**What is being asked:**
Your answer should be one number, the count of lines in the entries holding the word "icon".

Segment Start: Records supplied

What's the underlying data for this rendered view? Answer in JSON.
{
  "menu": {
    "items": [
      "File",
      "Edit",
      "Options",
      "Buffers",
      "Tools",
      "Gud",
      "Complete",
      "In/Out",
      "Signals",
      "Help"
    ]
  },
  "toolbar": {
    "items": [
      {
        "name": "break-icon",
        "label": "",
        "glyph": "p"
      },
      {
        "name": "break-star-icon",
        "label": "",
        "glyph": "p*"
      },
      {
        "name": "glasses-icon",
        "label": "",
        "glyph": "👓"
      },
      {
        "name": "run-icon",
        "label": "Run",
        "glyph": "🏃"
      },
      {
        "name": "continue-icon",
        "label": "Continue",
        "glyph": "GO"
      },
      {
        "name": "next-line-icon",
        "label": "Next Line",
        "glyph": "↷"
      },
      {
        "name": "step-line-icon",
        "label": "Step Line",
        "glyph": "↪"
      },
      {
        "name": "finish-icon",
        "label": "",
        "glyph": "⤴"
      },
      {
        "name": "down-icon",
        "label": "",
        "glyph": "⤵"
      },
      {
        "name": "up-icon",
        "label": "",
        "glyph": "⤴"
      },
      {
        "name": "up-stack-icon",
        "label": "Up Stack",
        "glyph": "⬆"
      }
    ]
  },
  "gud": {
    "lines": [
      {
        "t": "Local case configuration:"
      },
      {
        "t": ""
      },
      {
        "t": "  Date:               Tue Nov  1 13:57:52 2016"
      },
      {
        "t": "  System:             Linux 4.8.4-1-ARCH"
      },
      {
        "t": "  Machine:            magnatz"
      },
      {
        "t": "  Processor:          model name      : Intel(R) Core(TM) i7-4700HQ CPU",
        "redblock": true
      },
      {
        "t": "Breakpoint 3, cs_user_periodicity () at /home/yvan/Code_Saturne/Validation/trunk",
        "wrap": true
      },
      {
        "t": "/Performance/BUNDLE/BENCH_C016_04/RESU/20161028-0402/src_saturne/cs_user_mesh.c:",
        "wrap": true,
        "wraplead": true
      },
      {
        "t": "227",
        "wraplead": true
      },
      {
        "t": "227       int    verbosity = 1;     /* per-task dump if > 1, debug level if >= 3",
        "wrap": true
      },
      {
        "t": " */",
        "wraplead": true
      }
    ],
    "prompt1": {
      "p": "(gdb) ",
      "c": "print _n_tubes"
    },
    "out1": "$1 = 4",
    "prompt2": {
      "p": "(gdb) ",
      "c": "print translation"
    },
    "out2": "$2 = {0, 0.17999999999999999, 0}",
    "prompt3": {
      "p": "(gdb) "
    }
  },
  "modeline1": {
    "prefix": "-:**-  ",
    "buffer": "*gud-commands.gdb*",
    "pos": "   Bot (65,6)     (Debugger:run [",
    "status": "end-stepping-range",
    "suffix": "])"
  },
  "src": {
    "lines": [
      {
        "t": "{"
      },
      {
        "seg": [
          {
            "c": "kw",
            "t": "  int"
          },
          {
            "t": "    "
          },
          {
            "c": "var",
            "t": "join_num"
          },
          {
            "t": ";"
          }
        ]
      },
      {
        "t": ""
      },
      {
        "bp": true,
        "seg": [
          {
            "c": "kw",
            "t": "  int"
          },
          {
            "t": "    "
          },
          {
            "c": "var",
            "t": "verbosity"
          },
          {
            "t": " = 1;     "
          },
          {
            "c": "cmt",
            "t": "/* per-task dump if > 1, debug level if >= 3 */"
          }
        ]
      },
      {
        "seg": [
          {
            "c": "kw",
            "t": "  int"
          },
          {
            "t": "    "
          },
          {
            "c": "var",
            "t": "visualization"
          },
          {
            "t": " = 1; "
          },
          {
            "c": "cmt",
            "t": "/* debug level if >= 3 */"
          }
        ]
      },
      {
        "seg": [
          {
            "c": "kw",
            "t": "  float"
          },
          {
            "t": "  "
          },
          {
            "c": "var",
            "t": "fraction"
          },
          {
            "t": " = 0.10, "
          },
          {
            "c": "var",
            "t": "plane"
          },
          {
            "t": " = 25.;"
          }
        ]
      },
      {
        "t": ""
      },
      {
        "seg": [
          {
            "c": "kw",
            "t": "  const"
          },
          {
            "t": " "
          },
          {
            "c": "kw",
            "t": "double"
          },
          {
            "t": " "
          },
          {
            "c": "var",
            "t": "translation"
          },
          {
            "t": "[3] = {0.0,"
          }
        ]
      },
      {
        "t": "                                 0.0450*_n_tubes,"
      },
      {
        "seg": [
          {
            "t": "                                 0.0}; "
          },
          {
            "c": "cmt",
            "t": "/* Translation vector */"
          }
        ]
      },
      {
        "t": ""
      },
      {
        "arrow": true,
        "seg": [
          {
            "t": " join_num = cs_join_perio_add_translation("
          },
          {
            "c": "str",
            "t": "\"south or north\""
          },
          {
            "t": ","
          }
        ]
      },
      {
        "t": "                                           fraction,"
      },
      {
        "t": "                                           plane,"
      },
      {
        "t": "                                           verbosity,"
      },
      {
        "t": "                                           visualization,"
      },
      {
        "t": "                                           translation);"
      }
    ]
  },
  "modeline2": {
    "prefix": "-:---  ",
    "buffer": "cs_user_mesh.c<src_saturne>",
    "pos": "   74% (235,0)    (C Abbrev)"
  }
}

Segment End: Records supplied

**Response to this exercise:**
11